Tal A. Ish-Shalom
Classical scholars and ancient historians have long been concerned with issues of cultural interaction, performance, and change, especially under the often-problematized appellations of “Hellenization” and “Romanization.” The current vitality of research in this field, characterized by utilization of new evidence and increasing use of theory, is evident in recent works (e.g. Andrade 2013; Chrubasik 2017; Quinn 2018). These studies, however, tend to neglect the late and post-Seleucid Levant (c.164-63 BCE).
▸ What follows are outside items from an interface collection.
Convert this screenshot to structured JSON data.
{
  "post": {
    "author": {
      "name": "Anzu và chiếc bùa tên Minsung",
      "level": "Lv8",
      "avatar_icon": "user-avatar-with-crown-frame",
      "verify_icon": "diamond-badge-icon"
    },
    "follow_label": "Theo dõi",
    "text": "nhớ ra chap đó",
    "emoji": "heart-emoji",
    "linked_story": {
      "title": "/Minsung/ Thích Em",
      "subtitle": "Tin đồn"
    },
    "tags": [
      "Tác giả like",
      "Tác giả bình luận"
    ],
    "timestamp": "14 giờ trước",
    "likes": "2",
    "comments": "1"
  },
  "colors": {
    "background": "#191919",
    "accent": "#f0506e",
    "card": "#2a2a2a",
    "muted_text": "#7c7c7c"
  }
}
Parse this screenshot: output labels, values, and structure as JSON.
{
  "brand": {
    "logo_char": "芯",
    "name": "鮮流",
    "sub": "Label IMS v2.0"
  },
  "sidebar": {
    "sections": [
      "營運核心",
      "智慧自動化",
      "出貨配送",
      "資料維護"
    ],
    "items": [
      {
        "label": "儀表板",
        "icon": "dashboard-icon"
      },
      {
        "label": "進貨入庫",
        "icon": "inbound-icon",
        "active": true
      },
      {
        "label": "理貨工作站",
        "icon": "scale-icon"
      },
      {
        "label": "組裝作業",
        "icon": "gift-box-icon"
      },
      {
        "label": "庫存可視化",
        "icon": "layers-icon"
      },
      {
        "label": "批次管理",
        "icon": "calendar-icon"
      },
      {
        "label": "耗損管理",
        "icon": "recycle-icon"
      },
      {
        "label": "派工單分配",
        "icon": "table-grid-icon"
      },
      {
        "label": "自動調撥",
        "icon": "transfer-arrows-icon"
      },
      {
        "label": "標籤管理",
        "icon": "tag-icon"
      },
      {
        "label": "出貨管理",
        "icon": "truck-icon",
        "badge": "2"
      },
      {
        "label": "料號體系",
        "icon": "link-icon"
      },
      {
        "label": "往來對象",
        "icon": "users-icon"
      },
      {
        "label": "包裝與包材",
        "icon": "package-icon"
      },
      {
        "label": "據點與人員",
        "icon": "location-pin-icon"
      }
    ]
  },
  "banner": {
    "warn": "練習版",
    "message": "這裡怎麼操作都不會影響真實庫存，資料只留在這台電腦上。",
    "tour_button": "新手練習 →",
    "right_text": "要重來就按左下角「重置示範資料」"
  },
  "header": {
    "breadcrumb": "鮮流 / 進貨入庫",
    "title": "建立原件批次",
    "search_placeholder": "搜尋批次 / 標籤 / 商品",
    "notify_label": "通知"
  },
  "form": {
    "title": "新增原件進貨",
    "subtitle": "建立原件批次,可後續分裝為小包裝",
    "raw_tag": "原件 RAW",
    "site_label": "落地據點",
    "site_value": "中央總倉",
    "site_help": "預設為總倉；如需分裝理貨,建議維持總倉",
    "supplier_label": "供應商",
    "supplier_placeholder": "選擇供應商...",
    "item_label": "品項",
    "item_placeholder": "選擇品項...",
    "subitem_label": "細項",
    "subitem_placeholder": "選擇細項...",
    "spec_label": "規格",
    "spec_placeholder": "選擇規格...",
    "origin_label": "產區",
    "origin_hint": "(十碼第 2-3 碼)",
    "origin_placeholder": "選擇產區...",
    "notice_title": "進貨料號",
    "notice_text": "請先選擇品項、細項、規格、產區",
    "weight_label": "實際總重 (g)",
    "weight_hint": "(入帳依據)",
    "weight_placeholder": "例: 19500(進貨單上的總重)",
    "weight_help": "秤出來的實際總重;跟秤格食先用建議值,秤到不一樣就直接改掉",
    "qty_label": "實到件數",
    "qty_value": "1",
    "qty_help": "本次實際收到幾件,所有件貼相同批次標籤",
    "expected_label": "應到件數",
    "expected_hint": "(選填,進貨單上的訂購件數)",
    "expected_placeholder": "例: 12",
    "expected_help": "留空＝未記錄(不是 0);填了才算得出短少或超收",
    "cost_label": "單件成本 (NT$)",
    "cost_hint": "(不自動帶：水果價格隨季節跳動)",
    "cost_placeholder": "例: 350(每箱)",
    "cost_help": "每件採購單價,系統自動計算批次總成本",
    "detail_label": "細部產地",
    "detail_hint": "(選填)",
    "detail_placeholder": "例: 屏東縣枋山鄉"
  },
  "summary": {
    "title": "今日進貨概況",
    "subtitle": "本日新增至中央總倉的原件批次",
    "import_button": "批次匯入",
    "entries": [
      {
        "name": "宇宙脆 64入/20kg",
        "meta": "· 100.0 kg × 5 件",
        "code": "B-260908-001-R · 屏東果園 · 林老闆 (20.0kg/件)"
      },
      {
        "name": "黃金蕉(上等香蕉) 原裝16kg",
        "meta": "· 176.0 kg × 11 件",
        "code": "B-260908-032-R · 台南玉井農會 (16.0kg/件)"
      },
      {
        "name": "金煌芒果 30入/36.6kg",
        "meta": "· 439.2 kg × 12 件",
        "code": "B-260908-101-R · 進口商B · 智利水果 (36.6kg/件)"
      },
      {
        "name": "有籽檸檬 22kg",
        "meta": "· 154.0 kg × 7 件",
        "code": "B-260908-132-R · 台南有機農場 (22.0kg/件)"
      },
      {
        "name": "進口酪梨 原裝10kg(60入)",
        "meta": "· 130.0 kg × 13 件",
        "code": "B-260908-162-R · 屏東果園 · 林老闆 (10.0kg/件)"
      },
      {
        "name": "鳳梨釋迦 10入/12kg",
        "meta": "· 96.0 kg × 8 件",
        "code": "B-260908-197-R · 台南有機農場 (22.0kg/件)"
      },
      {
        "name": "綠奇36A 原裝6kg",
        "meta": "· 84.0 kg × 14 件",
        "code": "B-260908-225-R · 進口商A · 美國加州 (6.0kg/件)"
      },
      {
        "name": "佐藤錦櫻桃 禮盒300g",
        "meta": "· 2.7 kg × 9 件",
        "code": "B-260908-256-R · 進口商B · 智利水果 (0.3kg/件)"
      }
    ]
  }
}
Filling this gap may improve our general understanding of cultural interaction and change, by treating a period that is qualitatively different in some key respects from those most often considered: by contrast to other periods of study, this is a period of neither stable Greco-Roman hegemony, nor the pre-Hellenistic age. Rather, it is an era characterized by memory of former Hellenistic power, contrasted with a reality of increasingly anarchic, multi-polar, geopolitics.
I argue that, in this period, rising local polities in the Levant, led by native elites (Phoenician states, the Hasmoneans and the Nabateans), paradoxically tended to adopt more Greek cultural idioms even as they became more independent of Hellenistic empires. I explain this phenomenon by arguing that these states, rather than acting within a dichotomy of accommodation or resistance to imperial power (Cf. Bagnall 1997), gradually came to see themselves as the successors of this power, and adopted Greek idioms to advertise and legitimize these imperialistic ambitions. Methodologically, I prioritize a regional, comparative approach, utilizing numismatic evidence, extant from all these states, to ameliorate the dearth and imbalance in the surviving literary record.
Starting in 169/8 BCE Phoenician cities began issuing “quasi-municipal” coinage, with legends advertising rival claims of “motherhood” over their neighbors, alluding to an imagined, common, and implicitly pre-Hellenistic, past, and doing so in the Phoenician language only. Contrary to the views of some, it is becoming increasingly clear that these coins were a product of a top-down policy of Seleucid Antiochus IV, and, despite their supposed discourse of autonomy, are in fact artefacts of Seleucid power (cf. Duyrat 2005; Houghton, Lorber, and Hoover 2008; Lorber 2015).
Similarly, though the Hasmonean state was formed in the aftermath of the Makkabean revolt against the Seleucids, the first Hasmonean coins were produced under John Hyrcanus (135-104 BCE), who experienced periods of vassalage to the Seleucids. These coins, however, included only Hebrew legends (in Paleo-Hebrew script) using traditional terminology of high-priesthood and a Jewish communal structure (Meshorer 2001; Rappaport 2013).
By contrast, when the Phoenician cities and the Hasmoneans gained greater independence, they started issuing coins that appear far more Greek, abandoning or tuning-down public discourse of particularism and references to the Pre-Hellenistic past: in the turn of the second-century BCE, civic Phoenician coins introduced Greek legends, abandoned all “nationalistic” elements alluding to a pre-Hellenistic past, and, at best, relegated Phoenician script to secondary position (Hill 1910 cf. Kushnir-Stein 2001; Iossif 2011). The Hasmonean leader Alexander Jannaeus (103-76 BCE) issued new types featuring bilingual Greek and Hebrew legends, rather than purely Hebrew as previously, in which Jannaeus is entitled “king” (מלך, βασιλεύς), rather than using the traditional designation of high-priest like his predecessors (Meshorer 2001; Rappaport 2013).
The Nabateans, who, like Jannaeus, began exploiting Seleucid weakness for territorial expansion, also began issuing coins bearing Greek legends, in which Nabatean king Aretas III (c.84-71 BCE), termed himself “philhellenos,” thereby hoping to legitimize himself to his new subjects (Meshorer 1975; Schmitt-Korte 1990; Kushnir-Stein 2001; Schwentzel 2013). Aretas’ policy seems to add plausibility to interpreting the discourse of his contemporary Jannaeus, and of Phoenician cities, in a similarly imperialistic vein. This, in turn, suggests a re-interpretation of the history of the era as that of a multi-player competition for Seleucid succession. A rivalry whose significance was obscured by Rome’s later, long-lasting, conquest of the area.
If accepted, my argument would reveal new aspects of the late-Hellenistic period, demonstrate the potential of additional interdisciplinary studies, and further nuance our understanding of “Hellenization”.